European folklore also gives garlic the ability to ward off the "evil eye".
Dreaming that there is "garlic in the house" is supposedly lucky; to dream about eating garlic means you will discover hidden secrets.
The herbalist Culpepper linked garlic with the planet Mars, a fiery planet also connected with blood.
Roman soldiers ate garlic to inspire them and give them courage; Egyptian slaves were fed garlic to keep their strength up.
Homer reported that Ulysses owed his escape from Circe to "yellow garlic".
There is a Mohammedan story that when Satan left the Garden of Eden, garlic appeared where his left foot rested and onion under his right. The Christian Bible also mentions garlic - [Numbers 11: 4-6] and the Talmud recommends it to be eaten on a Friday night.
Indian legends tell of battles between the devas and the asuras with garlic being a source of argument. The Laws of Manu forbade eating garlic - along with leeks, onions and mushrooms - as unclean. Garlic was forbidden from certain sacred places.
Tibetan monks were forbidden from entering the monastries if they had eaten garlic.
These prohibitions against garlic are possibly connected with its long- standing reputation as an aphrodisiac. This is presumably a result of its tendancy to "inflame" rather than its smell!
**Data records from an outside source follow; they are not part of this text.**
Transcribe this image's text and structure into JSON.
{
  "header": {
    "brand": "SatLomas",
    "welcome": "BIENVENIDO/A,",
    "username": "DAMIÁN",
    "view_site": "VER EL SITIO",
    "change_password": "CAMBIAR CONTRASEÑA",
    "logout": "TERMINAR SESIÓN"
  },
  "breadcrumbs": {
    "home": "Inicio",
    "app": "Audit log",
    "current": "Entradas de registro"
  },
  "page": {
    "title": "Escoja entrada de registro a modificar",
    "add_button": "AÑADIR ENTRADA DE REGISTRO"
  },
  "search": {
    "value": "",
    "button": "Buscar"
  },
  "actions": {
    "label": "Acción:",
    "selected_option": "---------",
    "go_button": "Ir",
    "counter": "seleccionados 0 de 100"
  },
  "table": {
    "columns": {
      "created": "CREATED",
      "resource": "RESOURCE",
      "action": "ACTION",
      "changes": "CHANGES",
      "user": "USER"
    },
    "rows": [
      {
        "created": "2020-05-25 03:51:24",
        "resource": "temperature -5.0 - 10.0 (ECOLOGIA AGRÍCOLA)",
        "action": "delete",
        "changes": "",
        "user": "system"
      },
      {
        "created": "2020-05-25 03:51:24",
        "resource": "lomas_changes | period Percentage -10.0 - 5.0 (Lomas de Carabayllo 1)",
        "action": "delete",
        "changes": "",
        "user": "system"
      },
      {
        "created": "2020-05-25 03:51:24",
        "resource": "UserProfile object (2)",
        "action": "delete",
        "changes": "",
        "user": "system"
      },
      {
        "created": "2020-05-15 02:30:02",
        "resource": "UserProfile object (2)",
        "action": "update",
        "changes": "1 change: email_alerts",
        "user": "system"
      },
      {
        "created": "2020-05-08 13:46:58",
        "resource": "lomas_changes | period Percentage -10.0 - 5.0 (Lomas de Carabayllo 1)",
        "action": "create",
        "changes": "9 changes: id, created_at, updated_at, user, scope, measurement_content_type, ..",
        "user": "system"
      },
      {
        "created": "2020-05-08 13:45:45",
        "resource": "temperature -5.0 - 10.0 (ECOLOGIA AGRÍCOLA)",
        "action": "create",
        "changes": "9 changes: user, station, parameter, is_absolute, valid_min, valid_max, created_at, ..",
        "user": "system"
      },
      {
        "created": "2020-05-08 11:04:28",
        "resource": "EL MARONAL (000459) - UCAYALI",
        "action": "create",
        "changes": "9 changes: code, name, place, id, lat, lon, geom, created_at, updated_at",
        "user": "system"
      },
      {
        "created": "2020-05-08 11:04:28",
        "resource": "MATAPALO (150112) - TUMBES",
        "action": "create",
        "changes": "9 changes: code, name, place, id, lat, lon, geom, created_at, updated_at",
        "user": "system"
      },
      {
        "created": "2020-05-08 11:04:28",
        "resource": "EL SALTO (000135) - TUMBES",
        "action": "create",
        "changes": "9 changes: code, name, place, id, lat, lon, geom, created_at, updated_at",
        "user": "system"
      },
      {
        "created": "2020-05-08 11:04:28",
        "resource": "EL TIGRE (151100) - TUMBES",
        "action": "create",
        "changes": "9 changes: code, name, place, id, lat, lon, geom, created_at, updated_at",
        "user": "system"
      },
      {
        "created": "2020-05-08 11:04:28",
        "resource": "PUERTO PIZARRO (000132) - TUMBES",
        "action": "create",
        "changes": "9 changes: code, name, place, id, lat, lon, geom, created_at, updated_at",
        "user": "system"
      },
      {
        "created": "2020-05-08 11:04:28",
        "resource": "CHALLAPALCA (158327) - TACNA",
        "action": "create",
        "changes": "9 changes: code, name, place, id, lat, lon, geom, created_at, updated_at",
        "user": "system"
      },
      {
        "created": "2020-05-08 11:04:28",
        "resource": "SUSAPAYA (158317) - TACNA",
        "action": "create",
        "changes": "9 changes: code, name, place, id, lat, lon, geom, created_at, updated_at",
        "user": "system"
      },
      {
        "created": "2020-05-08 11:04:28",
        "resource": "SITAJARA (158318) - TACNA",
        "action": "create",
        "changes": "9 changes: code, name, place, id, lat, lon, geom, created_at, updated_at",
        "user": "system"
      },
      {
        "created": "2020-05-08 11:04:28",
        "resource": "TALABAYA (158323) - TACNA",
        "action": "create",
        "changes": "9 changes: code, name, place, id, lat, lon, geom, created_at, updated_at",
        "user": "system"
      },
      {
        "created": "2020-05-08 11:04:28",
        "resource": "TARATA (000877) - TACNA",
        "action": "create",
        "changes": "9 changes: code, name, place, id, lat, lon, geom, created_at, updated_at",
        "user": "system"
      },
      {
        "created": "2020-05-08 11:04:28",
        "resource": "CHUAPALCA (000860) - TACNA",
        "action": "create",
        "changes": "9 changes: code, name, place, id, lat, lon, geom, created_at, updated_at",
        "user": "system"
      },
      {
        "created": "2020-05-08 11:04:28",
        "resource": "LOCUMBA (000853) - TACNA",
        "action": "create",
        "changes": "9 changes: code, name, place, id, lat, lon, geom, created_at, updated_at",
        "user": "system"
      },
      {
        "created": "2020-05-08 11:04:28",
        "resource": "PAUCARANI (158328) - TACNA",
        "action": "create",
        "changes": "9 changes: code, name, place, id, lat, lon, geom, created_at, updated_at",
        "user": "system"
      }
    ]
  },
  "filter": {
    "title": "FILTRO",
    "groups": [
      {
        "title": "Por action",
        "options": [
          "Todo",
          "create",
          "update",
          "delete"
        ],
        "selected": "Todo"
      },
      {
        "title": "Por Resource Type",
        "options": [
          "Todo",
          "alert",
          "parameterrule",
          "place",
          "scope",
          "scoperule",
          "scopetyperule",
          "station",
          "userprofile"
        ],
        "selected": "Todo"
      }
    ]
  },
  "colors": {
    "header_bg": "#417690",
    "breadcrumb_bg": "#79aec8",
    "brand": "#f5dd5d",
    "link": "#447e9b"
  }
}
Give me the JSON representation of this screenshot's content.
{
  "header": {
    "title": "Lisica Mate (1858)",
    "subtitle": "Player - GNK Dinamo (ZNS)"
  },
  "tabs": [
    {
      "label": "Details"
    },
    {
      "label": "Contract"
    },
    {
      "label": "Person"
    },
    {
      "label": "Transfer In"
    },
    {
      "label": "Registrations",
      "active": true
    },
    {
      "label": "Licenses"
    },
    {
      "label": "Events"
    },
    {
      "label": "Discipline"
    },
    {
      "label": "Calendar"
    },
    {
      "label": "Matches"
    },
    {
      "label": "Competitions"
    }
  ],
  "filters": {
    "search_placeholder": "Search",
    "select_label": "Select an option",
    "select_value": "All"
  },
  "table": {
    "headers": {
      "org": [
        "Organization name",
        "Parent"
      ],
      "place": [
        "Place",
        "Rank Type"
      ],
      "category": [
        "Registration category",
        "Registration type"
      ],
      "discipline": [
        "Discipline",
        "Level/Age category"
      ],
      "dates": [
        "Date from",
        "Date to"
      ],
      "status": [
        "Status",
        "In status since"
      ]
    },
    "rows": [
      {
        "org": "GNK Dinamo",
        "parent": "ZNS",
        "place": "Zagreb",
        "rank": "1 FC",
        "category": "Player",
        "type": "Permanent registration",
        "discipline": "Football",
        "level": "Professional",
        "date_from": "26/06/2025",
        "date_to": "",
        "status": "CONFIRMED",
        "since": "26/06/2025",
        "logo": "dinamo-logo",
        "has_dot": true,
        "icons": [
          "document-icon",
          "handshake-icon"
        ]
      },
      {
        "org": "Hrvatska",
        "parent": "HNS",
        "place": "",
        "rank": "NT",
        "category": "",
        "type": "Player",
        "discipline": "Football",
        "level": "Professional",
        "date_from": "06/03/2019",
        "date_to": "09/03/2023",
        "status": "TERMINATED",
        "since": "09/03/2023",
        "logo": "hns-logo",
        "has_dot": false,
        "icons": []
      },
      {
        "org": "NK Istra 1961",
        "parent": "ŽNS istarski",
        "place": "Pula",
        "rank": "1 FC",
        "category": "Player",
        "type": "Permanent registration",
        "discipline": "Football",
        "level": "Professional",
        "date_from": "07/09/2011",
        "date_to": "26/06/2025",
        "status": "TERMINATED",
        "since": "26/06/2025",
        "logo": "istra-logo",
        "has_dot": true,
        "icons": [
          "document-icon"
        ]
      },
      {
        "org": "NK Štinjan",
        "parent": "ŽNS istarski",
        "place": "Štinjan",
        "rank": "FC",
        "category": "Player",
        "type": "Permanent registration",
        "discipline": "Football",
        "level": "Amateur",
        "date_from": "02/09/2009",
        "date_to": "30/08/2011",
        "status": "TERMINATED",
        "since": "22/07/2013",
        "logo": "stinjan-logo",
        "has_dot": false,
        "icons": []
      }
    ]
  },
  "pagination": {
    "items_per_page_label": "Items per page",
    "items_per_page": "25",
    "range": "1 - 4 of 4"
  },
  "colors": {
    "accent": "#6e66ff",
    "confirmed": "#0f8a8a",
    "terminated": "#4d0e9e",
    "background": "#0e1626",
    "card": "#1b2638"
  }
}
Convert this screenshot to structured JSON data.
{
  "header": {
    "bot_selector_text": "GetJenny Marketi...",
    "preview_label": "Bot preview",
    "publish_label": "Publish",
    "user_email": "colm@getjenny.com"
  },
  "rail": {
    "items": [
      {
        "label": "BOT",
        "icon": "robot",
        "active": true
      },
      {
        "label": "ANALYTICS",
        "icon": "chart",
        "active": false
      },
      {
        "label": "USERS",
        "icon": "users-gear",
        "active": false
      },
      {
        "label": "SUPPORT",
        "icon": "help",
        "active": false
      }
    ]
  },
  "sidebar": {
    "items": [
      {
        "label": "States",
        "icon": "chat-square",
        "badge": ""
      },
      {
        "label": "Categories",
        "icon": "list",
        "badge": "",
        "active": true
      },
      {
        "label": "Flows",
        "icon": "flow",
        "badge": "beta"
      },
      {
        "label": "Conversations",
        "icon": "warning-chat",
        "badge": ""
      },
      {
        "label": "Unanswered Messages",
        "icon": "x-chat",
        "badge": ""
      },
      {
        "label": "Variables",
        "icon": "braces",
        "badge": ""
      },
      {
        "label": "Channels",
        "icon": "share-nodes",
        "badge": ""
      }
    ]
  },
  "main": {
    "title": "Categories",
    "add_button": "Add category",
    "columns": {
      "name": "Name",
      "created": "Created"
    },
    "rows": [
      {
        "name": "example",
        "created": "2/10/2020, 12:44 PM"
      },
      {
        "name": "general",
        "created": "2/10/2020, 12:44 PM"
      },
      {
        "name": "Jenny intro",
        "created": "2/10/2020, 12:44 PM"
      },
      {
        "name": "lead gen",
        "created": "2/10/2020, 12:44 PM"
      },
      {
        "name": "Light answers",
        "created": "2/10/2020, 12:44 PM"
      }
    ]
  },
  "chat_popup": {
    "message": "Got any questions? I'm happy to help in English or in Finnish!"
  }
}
Garlic thus occupies an ambiguous place in world lore. It is generally recognised as healthy - but often apparently considered too healthy for polite society.